{twiddles thumbs impatiently...}

In the mean time, ravel it!

*Photo by Jack Deutsch, from 60 Quick Knits: 20 Hats, 20 Scarves, 20 Mittens in Cascade 220.

February 5, 2010

New Design: Child's Octopus Mittens!

Ho there!

Just a little entry to show you the first of two new designs that I can finally post about! This time I'm really and truly in an actual book! With a binding and a library of congress number and everything! How fancy is that? (hint: totally fancy).

Both of these pattens will be in 60 Quick Knits: 20 Hats, 20 Scarves, 20 Mittens in Cascade 220, which doesn't come out until April.* I am proud to represent 1/10th of the mitten portion! You may have noticed that I do love a good mitten.

Mini Mitts!**

This is my first child's mitten pattern and I had so much fun designing them! I find the little details the most satisfying...how the increases for the body of the mitten warp the corrugated ribbing just a little so it looks like sea grass waving in the current. Also, I designed the palm pattern to mimic the suckers on the underside of an octopus' arms...because if I were a kid I would totally dig that.

slorp slorp!

I made the cuffs a bit on the long side. My strongest childhood mitten memory is the feeling of snow creeping in under the cuffs. There will be no chilly wrists if I can help it!

Size-wise, the mittens were designed to fit the measurements of a four-year-old child, but I think there should be a bit of leeway there. I've listed the measurements on the Ravelry page if you're uncertain.

full frontal octopic

As far as yarn goes, these just take one skein each of two colors of Cascade 220 Superwash (#886 citron and #812 turquoise), so they're a super-affordable project! Yay! You probably already have suitable yarn in your stash.

And if that weren't enough incentive to make these, they knit up SUPER FAST. Seriously. They're small. They're worsted. They're colorwork. You won't believe how quickly you'll have a pair of little cephalopod mitts.
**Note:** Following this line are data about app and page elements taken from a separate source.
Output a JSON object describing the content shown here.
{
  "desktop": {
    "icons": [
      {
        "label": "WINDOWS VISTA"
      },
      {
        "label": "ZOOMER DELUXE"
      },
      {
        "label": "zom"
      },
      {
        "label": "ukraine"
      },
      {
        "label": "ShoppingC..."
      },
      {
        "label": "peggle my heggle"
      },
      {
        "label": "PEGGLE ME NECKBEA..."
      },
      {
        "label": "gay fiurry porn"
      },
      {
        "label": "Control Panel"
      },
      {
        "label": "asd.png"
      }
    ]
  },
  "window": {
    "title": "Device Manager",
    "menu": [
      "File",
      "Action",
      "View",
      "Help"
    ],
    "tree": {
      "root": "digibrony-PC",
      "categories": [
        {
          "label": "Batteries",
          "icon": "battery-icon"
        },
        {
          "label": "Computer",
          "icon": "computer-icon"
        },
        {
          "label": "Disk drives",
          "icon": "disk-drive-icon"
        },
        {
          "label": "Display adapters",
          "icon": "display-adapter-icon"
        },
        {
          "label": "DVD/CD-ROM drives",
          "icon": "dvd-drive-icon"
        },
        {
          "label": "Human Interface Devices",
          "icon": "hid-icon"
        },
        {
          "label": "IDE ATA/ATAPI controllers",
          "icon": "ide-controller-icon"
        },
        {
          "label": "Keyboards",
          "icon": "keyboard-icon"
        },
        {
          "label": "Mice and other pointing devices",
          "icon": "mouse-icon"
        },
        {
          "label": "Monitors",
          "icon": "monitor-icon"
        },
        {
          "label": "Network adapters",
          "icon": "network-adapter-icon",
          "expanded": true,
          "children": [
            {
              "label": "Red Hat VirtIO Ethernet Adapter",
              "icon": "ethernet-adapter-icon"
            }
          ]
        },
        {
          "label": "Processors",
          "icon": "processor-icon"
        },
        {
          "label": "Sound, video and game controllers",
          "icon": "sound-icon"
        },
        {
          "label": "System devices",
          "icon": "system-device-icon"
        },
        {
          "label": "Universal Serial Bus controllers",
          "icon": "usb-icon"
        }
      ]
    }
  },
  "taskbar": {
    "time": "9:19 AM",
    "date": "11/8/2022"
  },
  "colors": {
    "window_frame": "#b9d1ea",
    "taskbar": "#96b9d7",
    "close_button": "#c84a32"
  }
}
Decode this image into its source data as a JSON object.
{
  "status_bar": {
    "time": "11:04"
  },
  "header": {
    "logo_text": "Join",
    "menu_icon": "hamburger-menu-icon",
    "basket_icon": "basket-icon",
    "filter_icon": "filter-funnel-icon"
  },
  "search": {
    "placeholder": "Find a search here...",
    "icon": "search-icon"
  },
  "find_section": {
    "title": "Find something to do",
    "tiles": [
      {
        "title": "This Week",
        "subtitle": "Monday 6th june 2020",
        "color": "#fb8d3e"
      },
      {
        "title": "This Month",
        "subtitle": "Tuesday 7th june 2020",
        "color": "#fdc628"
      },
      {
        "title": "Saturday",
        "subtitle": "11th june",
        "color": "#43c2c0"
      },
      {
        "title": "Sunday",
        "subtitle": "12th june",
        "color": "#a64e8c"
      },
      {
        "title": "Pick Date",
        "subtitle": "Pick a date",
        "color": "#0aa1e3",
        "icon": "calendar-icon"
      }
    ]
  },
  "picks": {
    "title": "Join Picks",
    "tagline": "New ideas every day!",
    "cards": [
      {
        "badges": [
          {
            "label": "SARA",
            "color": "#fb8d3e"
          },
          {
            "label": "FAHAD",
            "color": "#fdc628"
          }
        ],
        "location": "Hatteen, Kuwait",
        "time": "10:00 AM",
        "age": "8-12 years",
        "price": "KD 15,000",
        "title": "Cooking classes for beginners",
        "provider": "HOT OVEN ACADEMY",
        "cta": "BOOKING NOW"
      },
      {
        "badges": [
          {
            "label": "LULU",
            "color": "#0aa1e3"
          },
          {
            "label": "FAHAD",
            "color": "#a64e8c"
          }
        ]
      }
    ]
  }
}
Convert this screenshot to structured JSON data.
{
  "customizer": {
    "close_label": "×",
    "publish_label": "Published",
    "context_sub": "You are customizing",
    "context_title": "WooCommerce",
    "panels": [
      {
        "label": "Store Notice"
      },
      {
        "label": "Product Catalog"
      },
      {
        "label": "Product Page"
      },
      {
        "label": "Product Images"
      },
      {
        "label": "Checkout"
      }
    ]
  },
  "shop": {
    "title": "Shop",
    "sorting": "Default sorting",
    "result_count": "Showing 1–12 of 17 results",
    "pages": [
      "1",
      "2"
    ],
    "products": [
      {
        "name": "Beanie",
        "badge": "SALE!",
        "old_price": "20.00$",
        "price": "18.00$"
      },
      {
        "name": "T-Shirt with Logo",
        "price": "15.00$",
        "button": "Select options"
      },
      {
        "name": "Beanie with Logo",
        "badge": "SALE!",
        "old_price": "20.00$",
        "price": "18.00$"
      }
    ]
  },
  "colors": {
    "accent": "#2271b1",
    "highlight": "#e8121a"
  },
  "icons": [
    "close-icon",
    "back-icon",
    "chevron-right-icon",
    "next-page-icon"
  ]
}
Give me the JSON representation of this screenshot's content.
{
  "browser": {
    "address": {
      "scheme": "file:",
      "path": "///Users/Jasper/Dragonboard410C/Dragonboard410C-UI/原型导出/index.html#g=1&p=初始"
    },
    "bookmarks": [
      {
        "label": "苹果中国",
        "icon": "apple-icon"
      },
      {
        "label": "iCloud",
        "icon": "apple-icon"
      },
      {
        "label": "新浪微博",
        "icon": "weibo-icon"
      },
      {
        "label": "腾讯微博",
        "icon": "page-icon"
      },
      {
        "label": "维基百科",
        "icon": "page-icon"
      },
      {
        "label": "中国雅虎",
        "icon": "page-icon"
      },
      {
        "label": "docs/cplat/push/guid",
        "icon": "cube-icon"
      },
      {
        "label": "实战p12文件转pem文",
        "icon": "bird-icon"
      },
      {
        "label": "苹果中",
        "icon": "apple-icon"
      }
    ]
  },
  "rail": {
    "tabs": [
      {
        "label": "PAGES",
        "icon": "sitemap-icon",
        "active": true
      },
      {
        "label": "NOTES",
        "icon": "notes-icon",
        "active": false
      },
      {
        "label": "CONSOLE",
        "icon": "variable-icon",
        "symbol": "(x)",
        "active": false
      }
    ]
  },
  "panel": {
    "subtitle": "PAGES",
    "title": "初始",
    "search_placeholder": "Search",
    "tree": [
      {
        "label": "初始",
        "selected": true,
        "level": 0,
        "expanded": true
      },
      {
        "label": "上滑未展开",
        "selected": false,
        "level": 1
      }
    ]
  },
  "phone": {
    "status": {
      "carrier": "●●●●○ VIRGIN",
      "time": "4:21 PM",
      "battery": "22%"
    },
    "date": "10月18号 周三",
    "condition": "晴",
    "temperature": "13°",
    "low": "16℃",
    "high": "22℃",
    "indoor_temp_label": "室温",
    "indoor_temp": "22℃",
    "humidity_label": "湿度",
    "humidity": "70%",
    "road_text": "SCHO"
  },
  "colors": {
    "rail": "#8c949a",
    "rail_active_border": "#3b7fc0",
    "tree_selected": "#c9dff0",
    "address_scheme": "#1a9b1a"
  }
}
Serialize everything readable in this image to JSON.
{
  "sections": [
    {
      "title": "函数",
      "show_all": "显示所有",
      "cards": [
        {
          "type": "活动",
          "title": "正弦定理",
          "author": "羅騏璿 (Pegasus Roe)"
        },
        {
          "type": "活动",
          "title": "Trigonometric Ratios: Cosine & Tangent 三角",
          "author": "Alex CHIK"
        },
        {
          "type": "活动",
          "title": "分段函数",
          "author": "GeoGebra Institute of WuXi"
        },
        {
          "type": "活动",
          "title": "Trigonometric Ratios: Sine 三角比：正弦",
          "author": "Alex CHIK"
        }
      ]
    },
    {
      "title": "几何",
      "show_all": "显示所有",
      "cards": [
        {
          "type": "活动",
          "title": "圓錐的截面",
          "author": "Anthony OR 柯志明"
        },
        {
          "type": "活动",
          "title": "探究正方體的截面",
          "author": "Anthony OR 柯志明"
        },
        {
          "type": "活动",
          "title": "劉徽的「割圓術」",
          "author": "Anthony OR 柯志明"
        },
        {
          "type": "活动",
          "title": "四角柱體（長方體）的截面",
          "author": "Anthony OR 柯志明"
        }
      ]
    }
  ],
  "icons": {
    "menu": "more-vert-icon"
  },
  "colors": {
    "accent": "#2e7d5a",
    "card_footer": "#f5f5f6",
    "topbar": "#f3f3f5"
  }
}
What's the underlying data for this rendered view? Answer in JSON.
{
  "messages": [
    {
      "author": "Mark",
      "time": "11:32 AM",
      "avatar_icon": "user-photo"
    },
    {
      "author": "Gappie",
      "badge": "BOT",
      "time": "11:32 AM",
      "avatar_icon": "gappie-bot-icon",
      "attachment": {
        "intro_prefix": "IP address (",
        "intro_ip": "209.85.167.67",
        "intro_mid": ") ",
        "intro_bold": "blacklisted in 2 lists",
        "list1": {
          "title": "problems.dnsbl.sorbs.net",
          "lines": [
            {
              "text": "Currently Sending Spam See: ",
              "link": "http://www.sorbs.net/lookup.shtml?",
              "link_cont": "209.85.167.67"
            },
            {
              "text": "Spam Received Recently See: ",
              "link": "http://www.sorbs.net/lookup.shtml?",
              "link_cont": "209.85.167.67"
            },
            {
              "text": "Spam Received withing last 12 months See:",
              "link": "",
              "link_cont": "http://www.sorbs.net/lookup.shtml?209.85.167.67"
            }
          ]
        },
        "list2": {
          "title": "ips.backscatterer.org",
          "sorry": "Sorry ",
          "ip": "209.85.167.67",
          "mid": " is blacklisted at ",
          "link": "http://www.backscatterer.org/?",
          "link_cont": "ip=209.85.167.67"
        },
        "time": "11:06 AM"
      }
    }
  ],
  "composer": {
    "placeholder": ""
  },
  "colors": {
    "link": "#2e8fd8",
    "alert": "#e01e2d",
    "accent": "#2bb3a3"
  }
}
Now, if the book would just hurry up and come out...

Stay tuned for more new mittens tomorrow!

Ravel it!

*but there's always pre-order for you impatient types!

**Photo by Jack Deutsch, from 60 Quick Knits: 20 Hats, 20 Scarves, 20 Mittens in Cascade 220.